AIM OF THE EXERCISE |
In your copy, include no images and return each entry exactly as written.

*** Opening of DATASET RECORDS ***

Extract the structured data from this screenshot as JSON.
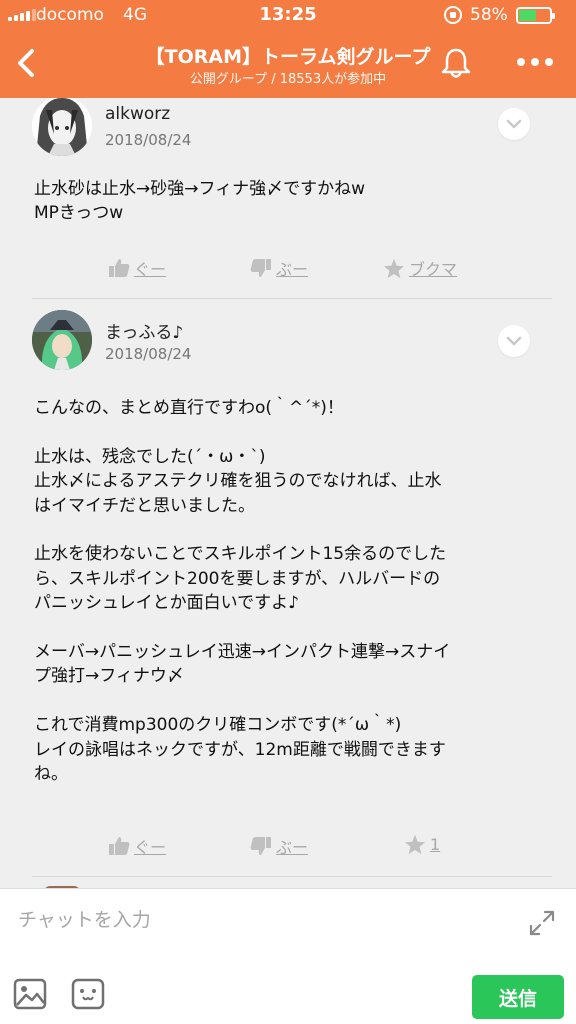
{
  "status_bar": {
    "carrier": "docomo",
    "network": "4G",
    "time": "13:25",
    "battery": "58%",
    "battery_level": 0.58
  },
  "nav": {
    "title": "【TORAM】トーラム剣グループ",
    "subtitle": "公開グループ / 18553人が参加中",
    "icons": [
      "back-icon",
      "bell-icon",
      "more-icon"
    ]
  },
  "posts": [
    {
      "username": "alkworz",
      "date": "2018/08/24",
      "lines": [
        "止水砂は止水→砂強→フィナ強〆ですかねw",
        "MPきっつw"
      ],
      "reactions": {
        "good": "ぐー",
        "boo": "ぶー",
        "bookmark": "ブクマ"
      }
    },
    {
      "username": "まっふる♪",
      "date": "2018/08/24",
      "lines": [
        "こんなの、まとめ直行ですわo(｀^´*)！",
        "",
        "止水は、残念でした(´・ω・`)",
        "止水〆によるアステクリ確を狙うのでなければ、止水",
        "はイマイチだと思いました。",
        "",
        "止水を使わないことでスキルポイント15余るのでした",
        "ら、スキルポイント200を要しますが、ハルバードの",
        "パニッシュレイとか面白いですよ♪",
        "",
        "メーバ→パニッシュレイ迅速→インパクト連撃→スナイ",
        "プ強打→フィナウ〆",
        "",
        "これで消費mp300のクリ確コンボです(*´ω｀*)",
        "レイの詠唱はネックですが、12m距離で戦闘できます",
        "ね。"
      ],
      "reactions": {
        "good": "ぐー",
        "boo": "ぶー",
        "bookmark": "1"
      }
    }
  ],
  "composer": {
    "placeholder": "チャットを入力",
    "send_label": "送信",
    "icons": [
      "expand-icon",
      "image-icon",
      "emoji-icon"
    ]
  },
  "colors": {
    "header": "#f47c42",
    "send": "#2bc65a",
    "battery": "#4cd964"
  }
}
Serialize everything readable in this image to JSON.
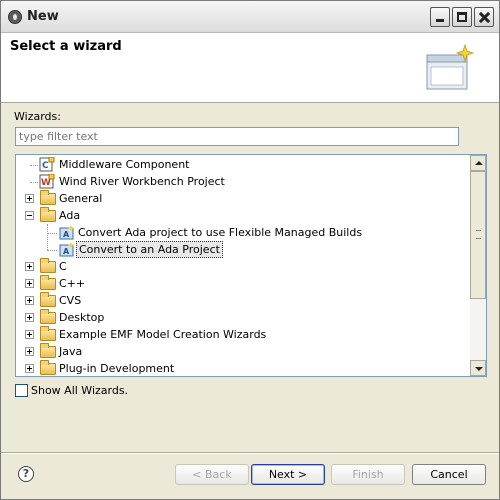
{
  "window": {
    "title": "New"
  },
  "header": {
    "title": "Select a wizard"
  },
  "wizards": {
    "label": "Wizards:",
    "filter_placeholder": "type filter text"
  },
  "tree": {
    "items": [
      {
        "label": "Middleware Component",
        "icon": "middleware-component-icon"
      },
      {
        "label": "Wind River Workbench Project",
        "icon": "wind-river-project-icon"
      },
      {
        "label": "General",
        "icon": "folder-icon",
        "expander": "plus"
      },
      {
        "label": "Ada",
        "icon": "folder-open-icon",
        "expander": "minus"
      },
      {
        "label": "Convert Ada project to use Flexible Managed Builds",
        "icon": "ada-wizard-icon"
      },
      {
        "label": "Convert to an Ada Project",
        "icon": "ada-wizard-icon",
        "selected": true
      },
      {
        "label": "C",
        "icon": "folder-icon",
        "expander": "plus"
      },
      {
        "label": "C++",
        "icon": "folder-icon",
        "expander": "plus"
      },
      {
        "label": "CVS",
        "icon": "folder-icon",
        "expander": "plus"
      },
      {
        "label": "Desktop",
        "icon": "folder-icon",
        "expander": "plus"
      },
      {
        "label": "Example EMF Model Creation Wizards",
        "icon": "folder-icon",
        "expander": "plus"
      },
      {
        "label": "Java",
        "icon": "folder-icon",
        "expander": "plus"
      },
      {
        "label": "Plug-in Development",
        "icon": "folder-icon",
        "expander": "plus"
      }
    ]
  },
  "show_all": {
    "label": "Show All Wizards.",
    "checked": false
  },
  "buttons": {
    "back": "< Back",
    "next": "Next >",
    "finish": "Finish",
    "cancel": "Cancel"
  },
  "help": {
    "glyph": "?"
  }
}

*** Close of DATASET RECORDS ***

SOLUTION FOR THIS EXERCISE |
Extract the structured data from this screenshot as JSON.
{
  "status_bar": {
    "carrier": "docomo",
    "network": "4G",
    "time": "13:25",
    "battery": "58%",
    "battery_level": 0.58
  },
  "nav": {
    "title": "【TORAM】トーラム剣グループ",
    "subtitle": "公開グループ / 18553人が参加中",
    "icons": [
      "back-icon",
      "bell-icon",
      "more-icon"
    ]
  },
  "posts": [
    {
      "username": "alkworz",
      "date": "2018/08/24",
      "lines": [
        "止水砂は止水→砂強→フィナ強〆ですかねw",
        "MPきっつw"
      ],
      "reactions": {
        "good": "ぐー",
        "boo": "ぶー",
        "bookmark": "ブクマ"
      }
    },
    {
      "username": "まっふる♪",
      "date": "2018/08/24",
      "lines": [
        "こんなの、まとめ直行ですわo(｀^´*)！",
        "",
        "止水は、残念でした(´・ω・`)",
        "止水〆によるアステクリ確を狙うのでなければ、止水",
        "はイマイチだと思いました。",
        "",
        "止水を使わないことでスキルポイント15余るのでした",
        "ら、スキルポイント200を要しますが、ハルバードの",
        "パニッシュレイとか面白いですよ♪",
        "",
        "メーバ→パニッシュレイ迅速→インパクト連撃→スナイ",
        "プ強打→フィナウ〆",
        "",
        "これで消費mp300のクリ確コンボです(*´ω｀*)",
        "レイの詠唱はネックですが、12m距離で戦闘できます",
        "ね。"
      ],
      "reactions": {
        "good": "ぐー",
        "boo": "ぶー",
        "bookmark": "1"
      }
    }
  ],
  "composer": {
    "placeholder": "チャットを入力",
    "send_label": "送信",
    "icons": [
      "expand-icon",
      "image-icon",
      "emoji-icon"
    ]
  },
  "colors": {
    "header": "#f47c42",
    "send": "#2bc65a",
    "battery": "#4cd964"
  }
}
Serialize everything readable in this image to JSON.
{
  "window": {
    "title": "New"
  },
  "header": {
    "title": "Select a wizard"
  },
  "wizards": {
    "label": "Wizards:",
    "filter_placeholder": "type filter text"
  },
  "tree": {
    "items": [
      {
        "label": "Middleware Component",
        "icon": "middleware-component-icon"
      },
      {
        "label": "Wind River Workbench Project",
        "icon": "wind-river-project-icon"
      },
      {
        "label": "General",
        "icon": "folder-icon",
        "expander": "plus"
      },
      {
        "label": "Ada",
        "icon": "folder-open-icon",
        "expander": "minus"
      },
      {
        "label": "Convert Ada project to use Flexible Managed Builds",
        "icon": "ada-wizard-icon"
      },
      {
        "label": "Convert to an Ada Project",
        "icon": "ada-wizard-icon",
        "selected": true
      },
      {
        "label": "C",
        "icon": "folder-icon",
        "expander": "plus"
      },
      {
        "label": "C++",
        "icon": "folder-icon",
        "expander": "plus"
      },
      {
        "label": "CVS",
        "icon": "folder-icon",
        "expander": "plus"
      },
      {
        "label": "Desktop",
        "icon": "folder-icon",
        "expander": "plus"
      },
      {
        "label": "Example EMF Model Creation Wizards",
        "icon": "folder-icon",
        "expander": "plus"
      },
      {
        "label": "Java",
        "icon": "folder-icon",
        "expander": "plus"
      },
      {
        "label": "Plug-in Development",
        "icon": "folder-icon",
        "expander": "plus"
      }
    ]
  },
  "show_all": {
    "label": "Show All Wizards.",
    "checked": false
  },
  "buttons": {
    "back": "< Back",
    "next": "Next >",
    "finish": "Finish",
    "cancel": "Cancel"
  },
  "help": {
    "glyph": "?"
  }
}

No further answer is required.